I have come to believe that no worship is wholly pleasing to God until there is nothing in us displeasing to God. RDAJan8
An important step in bringing about a more perfect coordination between heart and mind is to take an honest, straightforward look at what is going on beneath the surface of your life.
I have often invited my readers to spend a few days taking an honest look at themselves. The reactions I have gotten to this suggestion have been quite interesting. Some Christians hear in my words a call to self-preoccupation and become concerned that I am pushing them toward becoming engrossed with their aches and pains.
One of my readers put it like this: “What people need is to forget about themselves and concentrate on reaching out to others; then their personal problems will quickly be forgotten.” Others have taken an opposite position and said, “We need more of this, for our hearts are so self-deceived that unless we are constantly challenged in this way, we will never get through to a close relationship with God.” I am unhappy about both those reactions, for both are unbalanced positions.
The first one fears that taking a look beneath the surface of our lives leads to unhealthy self-preoccupation. And the second opinion assumes that constant self-examination is the only way forward. But I believe an occasional, honest, straightforward look at what is going on beneath the surface of our lives contributes greatly to our spiritual progress, providing it is done in a proper and balanced way.
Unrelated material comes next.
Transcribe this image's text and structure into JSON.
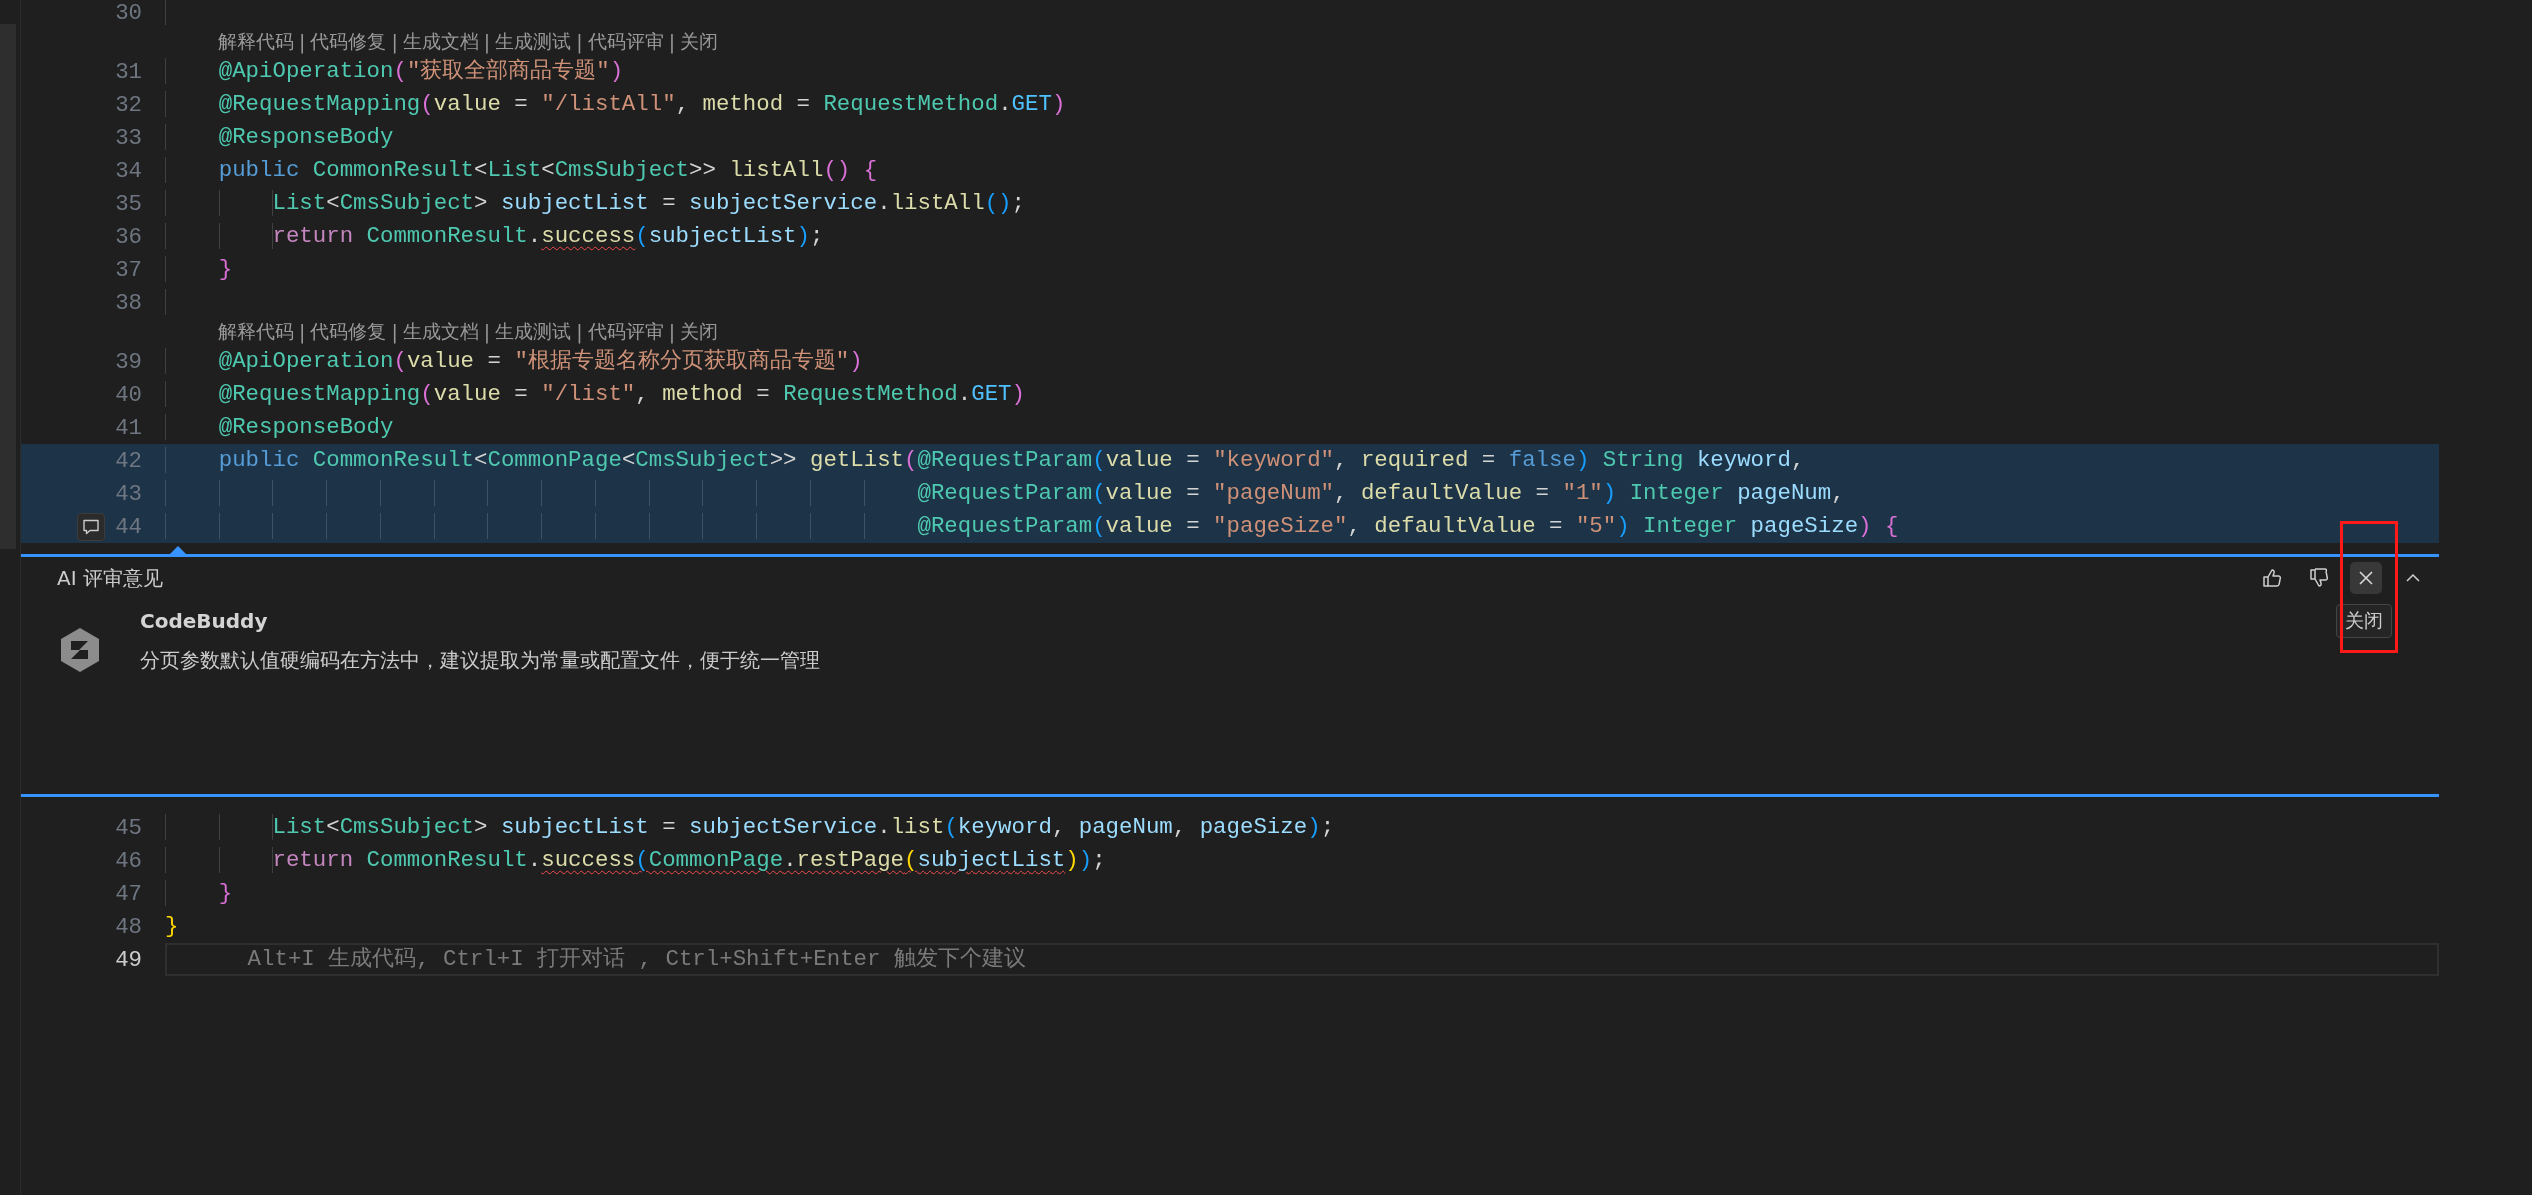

O God, help me to see that in inviting me to examine myself, You are not seeking to demean me but to develop me; not to take away from my spiritual stature but to add to it. Make me an honest person—with You, with myself, with others. Amen.
Nothing you could ever experience, no matter how terrible or frightening, could ever separate you from the love of God. No tribulation and distress you might ever suffer could be so intense that God’s love for you is not even more fervent. No persecution could be so painful that God’s love cannot bring comfort. Famine might starve you of food, but you will never hunger for the Father’s love. Poverty cannot strip you of God’s compassion, just as even death itself is incapable of robbing you of your heavenly Father’s infinite love.
If you base your view of God’s love on your circumstances, you will become confused. There may be times when you will ask, “How could a loving God allow this to happen to me?” You may begin to question what you find clearly stated in the Word of God. God promised that you would never be separated from His love; He did not say that you would never face hardship, persecution, poverty, or danger. If you doubt that God could love you and still allow you to experience difficult experiences, consider the life of Jesus.